[App and web page records]
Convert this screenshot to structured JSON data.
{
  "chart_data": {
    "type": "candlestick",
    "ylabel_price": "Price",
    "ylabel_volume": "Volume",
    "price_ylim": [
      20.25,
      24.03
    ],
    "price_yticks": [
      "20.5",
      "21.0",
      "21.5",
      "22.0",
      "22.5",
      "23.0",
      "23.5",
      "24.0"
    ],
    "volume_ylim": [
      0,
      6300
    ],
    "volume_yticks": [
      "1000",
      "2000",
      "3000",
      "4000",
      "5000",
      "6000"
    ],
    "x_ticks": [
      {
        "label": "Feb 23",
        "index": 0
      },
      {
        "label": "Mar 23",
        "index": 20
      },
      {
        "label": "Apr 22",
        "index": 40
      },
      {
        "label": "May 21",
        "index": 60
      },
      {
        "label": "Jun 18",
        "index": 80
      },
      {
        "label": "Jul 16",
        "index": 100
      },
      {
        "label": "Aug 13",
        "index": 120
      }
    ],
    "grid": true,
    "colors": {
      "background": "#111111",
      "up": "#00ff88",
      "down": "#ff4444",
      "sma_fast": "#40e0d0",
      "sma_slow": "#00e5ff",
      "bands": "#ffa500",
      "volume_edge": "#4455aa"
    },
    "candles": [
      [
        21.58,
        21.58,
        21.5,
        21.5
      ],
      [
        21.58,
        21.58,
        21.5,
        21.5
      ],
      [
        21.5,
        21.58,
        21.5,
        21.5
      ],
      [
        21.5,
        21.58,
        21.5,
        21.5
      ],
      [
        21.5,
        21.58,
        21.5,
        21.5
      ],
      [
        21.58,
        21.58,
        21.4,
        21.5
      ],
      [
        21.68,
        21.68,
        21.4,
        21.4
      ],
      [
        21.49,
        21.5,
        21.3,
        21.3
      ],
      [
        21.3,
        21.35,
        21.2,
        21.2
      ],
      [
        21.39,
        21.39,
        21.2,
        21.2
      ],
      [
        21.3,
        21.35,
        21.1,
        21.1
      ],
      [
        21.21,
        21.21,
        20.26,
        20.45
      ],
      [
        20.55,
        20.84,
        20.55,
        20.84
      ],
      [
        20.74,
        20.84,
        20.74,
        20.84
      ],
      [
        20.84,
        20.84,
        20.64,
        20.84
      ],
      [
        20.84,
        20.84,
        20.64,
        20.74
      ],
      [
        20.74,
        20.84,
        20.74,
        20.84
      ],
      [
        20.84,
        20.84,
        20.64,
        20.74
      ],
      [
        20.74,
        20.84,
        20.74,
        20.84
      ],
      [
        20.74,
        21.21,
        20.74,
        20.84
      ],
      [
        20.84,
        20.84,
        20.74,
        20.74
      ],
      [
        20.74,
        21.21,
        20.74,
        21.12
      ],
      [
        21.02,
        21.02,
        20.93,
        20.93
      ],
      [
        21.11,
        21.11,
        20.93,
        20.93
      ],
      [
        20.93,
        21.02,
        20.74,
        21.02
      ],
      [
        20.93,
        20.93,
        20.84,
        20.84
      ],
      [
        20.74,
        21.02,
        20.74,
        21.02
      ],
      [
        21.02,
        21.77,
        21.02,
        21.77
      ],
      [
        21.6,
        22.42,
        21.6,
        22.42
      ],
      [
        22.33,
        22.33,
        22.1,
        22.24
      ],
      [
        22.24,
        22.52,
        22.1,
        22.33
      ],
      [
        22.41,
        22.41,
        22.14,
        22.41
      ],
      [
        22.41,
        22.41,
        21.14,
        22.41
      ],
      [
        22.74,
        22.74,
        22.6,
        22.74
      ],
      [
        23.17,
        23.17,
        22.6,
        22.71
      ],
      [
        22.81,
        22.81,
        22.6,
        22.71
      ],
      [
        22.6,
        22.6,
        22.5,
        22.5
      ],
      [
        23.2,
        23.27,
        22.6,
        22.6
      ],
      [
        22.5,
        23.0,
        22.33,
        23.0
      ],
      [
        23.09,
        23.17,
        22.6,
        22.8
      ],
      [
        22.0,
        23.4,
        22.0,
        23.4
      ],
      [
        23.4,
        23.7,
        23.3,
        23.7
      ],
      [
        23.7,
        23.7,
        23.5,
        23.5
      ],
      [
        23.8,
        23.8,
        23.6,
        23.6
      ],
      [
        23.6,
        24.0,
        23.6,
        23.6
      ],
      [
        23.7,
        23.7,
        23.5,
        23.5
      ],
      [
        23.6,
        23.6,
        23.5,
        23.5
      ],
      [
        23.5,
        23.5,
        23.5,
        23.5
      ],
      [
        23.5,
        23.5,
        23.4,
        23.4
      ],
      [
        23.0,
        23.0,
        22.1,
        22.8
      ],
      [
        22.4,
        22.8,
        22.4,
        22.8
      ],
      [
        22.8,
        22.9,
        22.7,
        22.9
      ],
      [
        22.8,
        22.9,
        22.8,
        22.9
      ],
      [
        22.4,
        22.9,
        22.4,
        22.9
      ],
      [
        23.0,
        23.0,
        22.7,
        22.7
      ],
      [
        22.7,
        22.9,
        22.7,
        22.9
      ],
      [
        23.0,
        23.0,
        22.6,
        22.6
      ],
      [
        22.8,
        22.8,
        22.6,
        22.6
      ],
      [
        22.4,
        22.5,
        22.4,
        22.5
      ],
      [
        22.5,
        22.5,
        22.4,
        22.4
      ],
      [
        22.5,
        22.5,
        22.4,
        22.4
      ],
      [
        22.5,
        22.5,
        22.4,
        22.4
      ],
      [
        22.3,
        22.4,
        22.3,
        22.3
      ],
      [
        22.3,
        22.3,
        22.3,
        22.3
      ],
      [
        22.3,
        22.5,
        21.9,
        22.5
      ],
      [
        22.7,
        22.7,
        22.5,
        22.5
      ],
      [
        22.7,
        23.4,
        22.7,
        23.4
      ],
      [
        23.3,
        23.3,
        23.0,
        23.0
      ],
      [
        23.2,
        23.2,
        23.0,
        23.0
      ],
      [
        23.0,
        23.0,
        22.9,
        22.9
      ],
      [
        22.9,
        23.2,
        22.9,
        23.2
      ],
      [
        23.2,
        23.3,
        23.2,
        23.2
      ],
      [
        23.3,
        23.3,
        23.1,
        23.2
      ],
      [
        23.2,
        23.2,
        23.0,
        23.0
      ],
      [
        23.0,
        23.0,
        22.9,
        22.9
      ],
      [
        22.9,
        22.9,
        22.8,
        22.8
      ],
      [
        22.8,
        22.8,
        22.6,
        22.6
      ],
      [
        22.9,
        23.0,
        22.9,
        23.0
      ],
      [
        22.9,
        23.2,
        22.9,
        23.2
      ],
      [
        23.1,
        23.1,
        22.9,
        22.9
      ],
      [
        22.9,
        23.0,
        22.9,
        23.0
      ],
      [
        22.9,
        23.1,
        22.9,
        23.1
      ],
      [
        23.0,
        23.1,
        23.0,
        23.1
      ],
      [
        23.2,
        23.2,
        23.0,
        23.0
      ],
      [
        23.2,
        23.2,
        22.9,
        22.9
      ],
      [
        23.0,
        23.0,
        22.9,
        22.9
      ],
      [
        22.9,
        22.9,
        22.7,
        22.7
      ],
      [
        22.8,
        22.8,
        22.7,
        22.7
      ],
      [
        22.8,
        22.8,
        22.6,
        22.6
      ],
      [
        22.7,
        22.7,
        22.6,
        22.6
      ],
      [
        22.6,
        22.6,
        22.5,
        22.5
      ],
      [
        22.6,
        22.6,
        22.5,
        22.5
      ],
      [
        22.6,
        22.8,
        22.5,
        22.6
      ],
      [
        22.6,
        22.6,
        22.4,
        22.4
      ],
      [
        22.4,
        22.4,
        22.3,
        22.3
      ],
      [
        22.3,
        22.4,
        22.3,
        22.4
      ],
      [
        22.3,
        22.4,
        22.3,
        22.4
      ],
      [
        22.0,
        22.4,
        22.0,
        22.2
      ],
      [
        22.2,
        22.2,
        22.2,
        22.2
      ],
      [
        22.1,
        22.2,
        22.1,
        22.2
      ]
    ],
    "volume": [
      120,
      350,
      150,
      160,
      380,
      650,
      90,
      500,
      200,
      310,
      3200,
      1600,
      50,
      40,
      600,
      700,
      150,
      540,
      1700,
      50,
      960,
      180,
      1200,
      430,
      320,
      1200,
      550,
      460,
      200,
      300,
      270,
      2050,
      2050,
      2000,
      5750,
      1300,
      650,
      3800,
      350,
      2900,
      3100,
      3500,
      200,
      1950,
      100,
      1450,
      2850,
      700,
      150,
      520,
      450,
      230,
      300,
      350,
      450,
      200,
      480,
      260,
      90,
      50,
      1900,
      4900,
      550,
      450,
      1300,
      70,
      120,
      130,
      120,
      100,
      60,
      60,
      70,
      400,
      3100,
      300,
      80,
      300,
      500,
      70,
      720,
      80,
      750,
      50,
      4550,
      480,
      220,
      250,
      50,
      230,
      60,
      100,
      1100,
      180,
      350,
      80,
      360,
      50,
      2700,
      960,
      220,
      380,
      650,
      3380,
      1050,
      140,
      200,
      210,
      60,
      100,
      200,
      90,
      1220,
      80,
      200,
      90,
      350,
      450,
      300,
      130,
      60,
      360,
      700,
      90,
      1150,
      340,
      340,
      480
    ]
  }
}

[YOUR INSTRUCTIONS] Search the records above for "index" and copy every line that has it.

[TASK OUTPUT]
        "index": 0
        "index": 20
        "index": 40
        "index": 60
        "index": 80
        "index": 100
        "index": 120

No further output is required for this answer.